My guess is that George, who was two years younger, took Sally's attentions more seriously than they were intended. He maintained his friendship with the Fairfaxes, husband and wife, after marrying Martha Custis.


There are no dead-cat stories of slave lovers in Washington's life, though British journalists tried to get one going during the war by adding a sentence about "pretty little Kate, the washerwoman's daughter" to the published text of a letter addressed to him. One hopes Mr. Merchant and Mr. Ivory will not read it.

Even if true, the stories of the Sallys -- Hemings and Fairfax -- reveal nothing that isn't already known. Audiences don't need broken hearts to explain Washington's self-control: He was led to renunciation by more obvious forces, from the political theory of the day to a lifelong interest in courtesy.

And surely the starkest proof of the dark power of slavery in Jefferson's life is that his debts prevented him from freeing all his slaves at his death, as Washington had done. Then, as now, the biggest political stories often happened in plain sight.

Storytellers need drama and hence reach for personal parables. But a focus on the sexual nexus evokes the prurience of Phil Donahue and Oprah Winfrey, of sex as spectator sport and confession as performance art.

Such a focus also reflects a contemporary loss of faith in the public sphere. We take a kiss-and-tell view of politicians because we don't believe in politics. Our ancestors had low tastes, too, as the career of Callender attests, but they also produced, and read, the Federalist Papers.

There is at least one scandal of the Founding Fathers that has not yet been made into a movie, though there is no doubt about its truth. In 1797 Alexander Hamilton, the former Treasury secretary, wrote a pamphlet confessing that he had had an extramarital affair with Maria Reynolds.


What's more, he admitted paying her husband $1,100 in hush money. Hamilton came clean to refute a charge leveled by the busy Callender that he had paid off Reynolds as part of a scheme to speculate in government certificates. He made his private shenanigans public to clear his reputation as a public official.

Hamilton's behavior managed to combine full disclosure, self-criticism and reticence. "My greatest enemy" will conclude "that there is nothing worse in the affair than an irregular and indelicate amour," he wrote in his pamphlet. "For this, I bow to the just censure which it merits. I have paid pretty severely for the folly, and can never recollect it without disgust and self-condemnation." Then the touch that is entirely pre-modern: "It might seem affectation to say more."

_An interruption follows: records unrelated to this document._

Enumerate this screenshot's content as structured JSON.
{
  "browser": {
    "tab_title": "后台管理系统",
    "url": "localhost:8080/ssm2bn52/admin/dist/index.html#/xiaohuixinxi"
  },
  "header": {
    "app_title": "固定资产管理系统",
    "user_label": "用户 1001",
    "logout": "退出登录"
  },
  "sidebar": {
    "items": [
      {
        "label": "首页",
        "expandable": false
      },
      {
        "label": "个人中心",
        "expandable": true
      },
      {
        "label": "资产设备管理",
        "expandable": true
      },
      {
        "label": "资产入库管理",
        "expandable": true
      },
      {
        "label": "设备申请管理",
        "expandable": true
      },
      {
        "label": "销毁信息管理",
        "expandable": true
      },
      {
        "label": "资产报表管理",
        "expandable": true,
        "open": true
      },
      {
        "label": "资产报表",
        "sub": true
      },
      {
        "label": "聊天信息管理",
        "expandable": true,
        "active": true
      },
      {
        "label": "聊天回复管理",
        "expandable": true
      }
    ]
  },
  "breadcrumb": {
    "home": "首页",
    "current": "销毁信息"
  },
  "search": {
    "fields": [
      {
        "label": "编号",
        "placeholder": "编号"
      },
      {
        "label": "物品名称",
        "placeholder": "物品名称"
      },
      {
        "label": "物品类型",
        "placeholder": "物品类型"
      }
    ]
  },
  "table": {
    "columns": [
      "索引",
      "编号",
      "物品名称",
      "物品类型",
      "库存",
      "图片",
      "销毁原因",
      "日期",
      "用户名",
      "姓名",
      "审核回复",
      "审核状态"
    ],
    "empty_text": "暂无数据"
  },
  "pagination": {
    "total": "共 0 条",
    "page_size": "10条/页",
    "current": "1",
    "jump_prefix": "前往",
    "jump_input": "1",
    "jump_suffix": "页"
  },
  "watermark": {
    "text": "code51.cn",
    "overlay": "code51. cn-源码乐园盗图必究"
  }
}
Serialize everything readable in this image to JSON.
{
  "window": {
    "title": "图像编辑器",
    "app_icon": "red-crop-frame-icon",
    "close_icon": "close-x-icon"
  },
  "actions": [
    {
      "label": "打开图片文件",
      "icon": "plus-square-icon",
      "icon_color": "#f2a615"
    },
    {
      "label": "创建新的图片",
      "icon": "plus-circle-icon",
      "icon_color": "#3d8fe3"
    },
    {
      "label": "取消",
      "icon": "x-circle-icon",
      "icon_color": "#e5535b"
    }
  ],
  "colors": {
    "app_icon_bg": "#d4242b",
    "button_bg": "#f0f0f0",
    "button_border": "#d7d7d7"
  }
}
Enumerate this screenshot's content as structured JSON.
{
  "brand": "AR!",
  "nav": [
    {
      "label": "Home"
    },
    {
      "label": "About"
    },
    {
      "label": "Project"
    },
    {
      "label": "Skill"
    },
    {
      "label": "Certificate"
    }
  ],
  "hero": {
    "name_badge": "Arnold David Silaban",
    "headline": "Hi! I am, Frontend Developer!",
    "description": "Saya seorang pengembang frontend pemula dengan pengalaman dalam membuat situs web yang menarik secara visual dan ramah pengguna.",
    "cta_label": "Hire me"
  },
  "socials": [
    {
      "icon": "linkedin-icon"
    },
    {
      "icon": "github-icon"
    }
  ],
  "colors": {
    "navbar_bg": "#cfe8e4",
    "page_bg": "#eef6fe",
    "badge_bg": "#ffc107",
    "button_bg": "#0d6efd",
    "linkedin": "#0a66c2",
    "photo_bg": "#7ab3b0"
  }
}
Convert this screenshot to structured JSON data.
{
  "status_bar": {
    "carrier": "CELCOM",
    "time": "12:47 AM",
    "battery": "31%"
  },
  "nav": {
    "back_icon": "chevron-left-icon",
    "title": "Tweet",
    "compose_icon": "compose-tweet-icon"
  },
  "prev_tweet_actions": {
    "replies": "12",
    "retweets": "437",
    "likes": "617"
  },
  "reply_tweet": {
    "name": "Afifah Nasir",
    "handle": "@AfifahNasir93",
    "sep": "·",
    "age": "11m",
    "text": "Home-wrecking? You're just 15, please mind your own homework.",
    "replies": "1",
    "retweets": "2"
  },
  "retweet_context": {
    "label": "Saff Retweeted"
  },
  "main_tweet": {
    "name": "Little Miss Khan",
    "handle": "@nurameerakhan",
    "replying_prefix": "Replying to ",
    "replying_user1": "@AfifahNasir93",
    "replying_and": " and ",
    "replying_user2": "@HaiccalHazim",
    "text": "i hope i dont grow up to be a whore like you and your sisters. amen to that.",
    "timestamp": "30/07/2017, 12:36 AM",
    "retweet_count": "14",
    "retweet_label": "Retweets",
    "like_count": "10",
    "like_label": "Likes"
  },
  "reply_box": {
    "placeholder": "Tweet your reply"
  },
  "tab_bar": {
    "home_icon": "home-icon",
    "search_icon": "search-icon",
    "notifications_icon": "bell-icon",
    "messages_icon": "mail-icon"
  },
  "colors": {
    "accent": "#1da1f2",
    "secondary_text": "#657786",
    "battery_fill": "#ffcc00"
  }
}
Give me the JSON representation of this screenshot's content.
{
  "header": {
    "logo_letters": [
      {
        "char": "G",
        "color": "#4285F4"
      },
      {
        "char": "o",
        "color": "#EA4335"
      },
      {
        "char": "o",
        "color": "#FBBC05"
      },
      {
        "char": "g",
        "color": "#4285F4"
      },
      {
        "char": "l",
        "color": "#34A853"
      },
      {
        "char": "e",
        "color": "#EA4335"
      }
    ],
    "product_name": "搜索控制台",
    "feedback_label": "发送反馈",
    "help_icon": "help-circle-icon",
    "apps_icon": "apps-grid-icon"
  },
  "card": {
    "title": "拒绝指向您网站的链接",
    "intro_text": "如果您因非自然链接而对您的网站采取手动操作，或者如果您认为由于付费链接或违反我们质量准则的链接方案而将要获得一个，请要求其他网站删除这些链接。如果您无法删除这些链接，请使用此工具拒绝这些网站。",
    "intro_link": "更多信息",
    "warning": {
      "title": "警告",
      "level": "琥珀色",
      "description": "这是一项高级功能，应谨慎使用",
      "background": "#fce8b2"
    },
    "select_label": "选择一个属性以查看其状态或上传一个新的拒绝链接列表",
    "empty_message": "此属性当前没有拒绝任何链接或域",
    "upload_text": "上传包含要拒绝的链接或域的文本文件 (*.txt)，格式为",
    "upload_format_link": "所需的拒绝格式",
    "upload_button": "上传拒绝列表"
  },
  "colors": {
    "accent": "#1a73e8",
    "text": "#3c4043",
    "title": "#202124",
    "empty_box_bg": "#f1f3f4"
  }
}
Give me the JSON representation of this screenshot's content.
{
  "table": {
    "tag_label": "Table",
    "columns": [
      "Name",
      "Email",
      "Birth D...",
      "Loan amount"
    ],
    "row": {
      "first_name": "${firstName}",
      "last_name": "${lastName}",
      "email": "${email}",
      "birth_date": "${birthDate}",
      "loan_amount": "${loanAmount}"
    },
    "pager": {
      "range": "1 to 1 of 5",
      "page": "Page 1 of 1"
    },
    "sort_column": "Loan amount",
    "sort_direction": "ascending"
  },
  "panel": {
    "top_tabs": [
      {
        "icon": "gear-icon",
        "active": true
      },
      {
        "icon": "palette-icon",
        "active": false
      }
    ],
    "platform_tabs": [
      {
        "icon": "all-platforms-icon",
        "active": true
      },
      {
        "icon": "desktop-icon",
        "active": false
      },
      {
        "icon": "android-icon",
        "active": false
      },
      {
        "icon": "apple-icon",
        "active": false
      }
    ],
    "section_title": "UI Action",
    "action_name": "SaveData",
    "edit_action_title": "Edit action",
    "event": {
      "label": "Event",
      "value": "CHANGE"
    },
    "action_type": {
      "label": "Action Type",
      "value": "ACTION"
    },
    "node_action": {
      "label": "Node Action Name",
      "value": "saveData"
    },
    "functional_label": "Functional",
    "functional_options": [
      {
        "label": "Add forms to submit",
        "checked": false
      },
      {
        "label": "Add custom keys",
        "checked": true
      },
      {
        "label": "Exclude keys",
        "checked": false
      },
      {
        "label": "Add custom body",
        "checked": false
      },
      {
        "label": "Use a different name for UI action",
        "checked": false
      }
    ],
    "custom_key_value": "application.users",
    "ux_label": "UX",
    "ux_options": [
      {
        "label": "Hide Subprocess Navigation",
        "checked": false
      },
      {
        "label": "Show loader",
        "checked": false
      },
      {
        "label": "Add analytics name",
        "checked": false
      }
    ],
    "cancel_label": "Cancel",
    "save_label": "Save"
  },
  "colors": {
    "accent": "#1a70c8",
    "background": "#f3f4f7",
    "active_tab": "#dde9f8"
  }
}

Guilty pols could take the Hamilton pamphlet as a model; so could screenwriters.

Richard Brookhiser, a senior editor of National Review and the author of "The Way of the WASP," is writing a book about George Washington.